How to Bottle-Feed
Newborns need supportive nutrition and plenty of loving—2 things you can supply while bottle-feeding. Both human milk and formula can be given to your baby in a bottle.
SAFETY TIP: Don’t heat human milk or formula in a microwave. This can result in uneven heating and might burn your baby’s mouth. Instead, warm the bottle by placing it in a bowl of warm water. Do not use hot water. (Hot water should never be used to heat formula or human milk because of the risk of burning the child). Test the formula on your wrist to make sure it is a warm temperature before feeding it to your baby.
Facts on formula
Here are some facts about baby formula:
Baby formula can be cow milk protein-based or soy protein-based. If your family has a history of allergies, your baby’s healthcare provider may suggest a specific type of formula to use. Any formula used should include iron.
Ready-to-feed formula is the easiest, but it also costs the most. Brand names cost more than store brand formulas because these companies spend more money on advertising.
Concentrated powder and liquid formulas need to be mixed with water before using. Follow the package directions closely. Using too much or too little water may be harmful to your baby.
Hold baby and bottle
Tips on holding your baby and the bottle include:
Cradle your baby in your arm, holding the head slightly higher than the chest.
Stroke the cheek nearest to you. When your baby’s mouth opens, place the nipple on the tongue well into your baby’s mouth.
Tip the bottle so the nipple fills with milk. For your baby’s sake, never prop the bottle.
Feeding your infant can be a time of bonding and trust building. Hold your baby close to your body, make eye contact, and talk to your baby.
Proper positioning can decrease the chance of your baby choking
Don’t let your baby fall asleep while sucking on a bottle. This can lead to tooth decay in the future.
Burping your baby
Tips on burping your baby include:
Burp your baby often during the feeding and when he or she is done feeding. It is easy for babies to swallow air while bottle-feeding and burping helps the baby get rid of that air.
Your baby can be burped sitting up while you hold the baby’s jaw, lying face-down across your lap, or with his or her belly against your shoulder.

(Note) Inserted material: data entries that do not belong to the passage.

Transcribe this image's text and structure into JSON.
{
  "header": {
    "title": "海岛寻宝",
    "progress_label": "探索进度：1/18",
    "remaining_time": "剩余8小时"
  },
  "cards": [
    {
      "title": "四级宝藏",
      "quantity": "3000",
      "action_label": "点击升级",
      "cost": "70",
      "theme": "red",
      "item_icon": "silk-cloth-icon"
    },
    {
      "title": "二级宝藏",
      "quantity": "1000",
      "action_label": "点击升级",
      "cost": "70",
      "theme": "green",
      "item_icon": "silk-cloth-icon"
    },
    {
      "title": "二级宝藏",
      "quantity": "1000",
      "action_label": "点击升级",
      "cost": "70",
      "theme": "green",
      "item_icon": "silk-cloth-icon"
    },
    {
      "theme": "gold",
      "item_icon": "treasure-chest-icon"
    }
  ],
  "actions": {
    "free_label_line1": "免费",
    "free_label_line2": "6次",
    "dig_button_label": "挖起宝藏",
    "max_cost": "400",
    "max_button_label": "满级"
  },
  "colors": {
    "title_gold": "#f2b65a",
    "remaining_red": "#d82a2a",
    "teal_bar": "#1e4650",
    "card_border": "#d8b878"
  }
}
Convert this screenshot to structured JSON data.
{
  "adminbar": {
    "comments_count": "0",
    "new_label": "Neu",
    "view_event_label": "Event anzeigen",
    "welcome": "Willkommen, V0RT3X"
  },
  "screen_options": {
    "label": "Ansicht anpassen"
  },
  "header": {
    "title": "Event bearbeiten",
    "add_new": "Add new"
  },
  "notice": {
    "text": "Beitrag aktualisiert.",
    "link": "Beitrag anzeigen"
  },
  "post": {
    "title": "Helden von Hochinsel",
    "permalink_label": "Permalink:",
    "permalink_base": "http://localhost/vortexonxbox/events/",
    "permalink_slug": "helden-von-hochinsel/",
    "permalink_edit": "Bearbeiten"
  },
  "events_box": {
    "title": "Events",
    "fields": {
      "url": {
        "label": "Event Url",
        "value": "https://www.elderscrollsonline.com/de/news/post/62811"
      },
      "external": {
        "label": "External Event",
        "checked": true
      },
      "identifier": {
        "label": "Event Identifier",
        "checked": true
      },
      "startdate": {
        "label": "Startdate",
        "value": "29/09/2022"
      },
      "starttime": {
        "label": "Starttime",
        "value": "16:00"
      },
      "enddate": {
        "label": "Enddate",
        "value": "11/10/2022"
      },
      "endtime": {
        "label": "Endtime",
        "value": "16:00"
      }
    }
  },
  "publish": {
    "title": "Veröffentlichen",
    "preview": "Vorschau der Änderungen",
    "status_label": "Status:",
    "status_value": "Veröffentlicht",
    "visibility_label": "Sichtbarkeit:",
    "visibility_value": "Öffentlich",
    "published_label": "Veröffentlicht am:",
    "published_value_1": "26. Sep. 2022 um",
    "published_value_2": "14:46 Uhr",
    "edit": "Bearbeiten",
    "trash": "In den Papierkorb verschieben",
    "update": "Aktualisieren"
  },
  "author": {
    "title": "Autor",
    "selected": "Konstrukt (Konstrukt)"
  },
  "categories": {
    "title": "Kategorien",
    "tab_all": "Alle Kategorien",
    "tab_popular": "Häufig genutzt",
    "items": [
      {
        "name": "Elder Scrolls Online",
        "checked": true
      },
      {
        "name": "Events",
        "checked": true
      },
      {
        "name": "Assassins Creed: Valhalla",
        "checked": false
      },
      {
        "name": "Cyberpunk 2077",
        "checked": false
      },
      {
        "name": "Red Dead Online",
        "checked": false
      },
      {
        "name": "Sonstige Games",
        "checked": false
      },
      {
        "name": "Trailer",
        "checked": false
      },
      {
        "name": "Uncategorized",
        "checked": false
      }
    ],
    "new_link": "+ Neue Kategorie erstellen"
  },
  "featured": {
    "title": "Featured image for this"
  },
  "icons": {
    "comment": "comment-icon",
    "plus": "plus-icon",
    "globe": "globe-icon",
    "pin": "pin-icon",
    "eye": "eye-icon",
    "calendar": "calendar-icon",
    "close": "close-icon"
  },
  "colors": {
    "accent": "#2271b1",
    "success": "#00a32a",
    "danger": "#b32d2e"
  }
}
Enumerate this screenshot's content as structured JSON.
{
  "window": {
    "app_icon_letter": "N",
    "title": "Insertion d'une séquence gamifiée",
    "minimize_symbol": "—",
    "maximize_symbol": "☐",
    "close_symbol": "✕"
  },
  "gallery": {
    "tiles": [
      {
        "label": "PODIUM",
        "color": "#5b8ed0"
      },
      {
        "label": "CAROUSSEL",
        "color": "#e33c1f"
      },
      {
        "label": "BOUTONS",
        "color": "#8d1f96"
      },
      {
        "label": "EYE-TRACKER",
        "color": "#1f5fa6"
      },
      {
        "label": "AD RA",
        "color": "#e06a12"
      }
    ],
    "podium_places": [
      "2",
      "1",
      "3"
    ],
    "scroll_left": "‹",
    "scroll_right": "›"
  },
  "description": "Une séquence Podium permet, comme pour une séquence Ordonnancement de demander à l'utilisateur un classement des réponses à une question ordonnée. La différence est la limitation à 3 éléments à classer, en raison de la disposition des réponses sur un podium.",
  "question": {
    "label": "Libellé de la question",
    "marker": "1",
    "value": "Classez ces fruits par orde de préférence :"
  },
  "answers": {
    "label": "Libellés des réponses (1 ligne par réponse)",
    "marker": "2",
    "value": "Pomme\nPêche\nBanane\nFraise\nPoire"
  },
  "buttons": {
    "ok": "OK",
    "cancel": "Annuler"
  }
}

If your baby seems hungry but isn’t eating well, you can try a different shaped nipple. You might also check the nipple opening. Some babies prefer a faster flow of milk and can be frustrated when the flow is too slow. If your baby is gagging and choking, you might need a nipple with a smaller hole, which makes the flow slower.
Here are suggestions for bottle care:
Wash your hands every time you fill or offer a bottle.
Follow the manufacturer’s instructions for care of bottles and nipples before using them.
Clean used bottles and nipples with hot, soapy water. Be sure to rinse both completely.
Bottles can be filled up to 24 hours ahead of time, but you must keep them refrigerated until they’re used.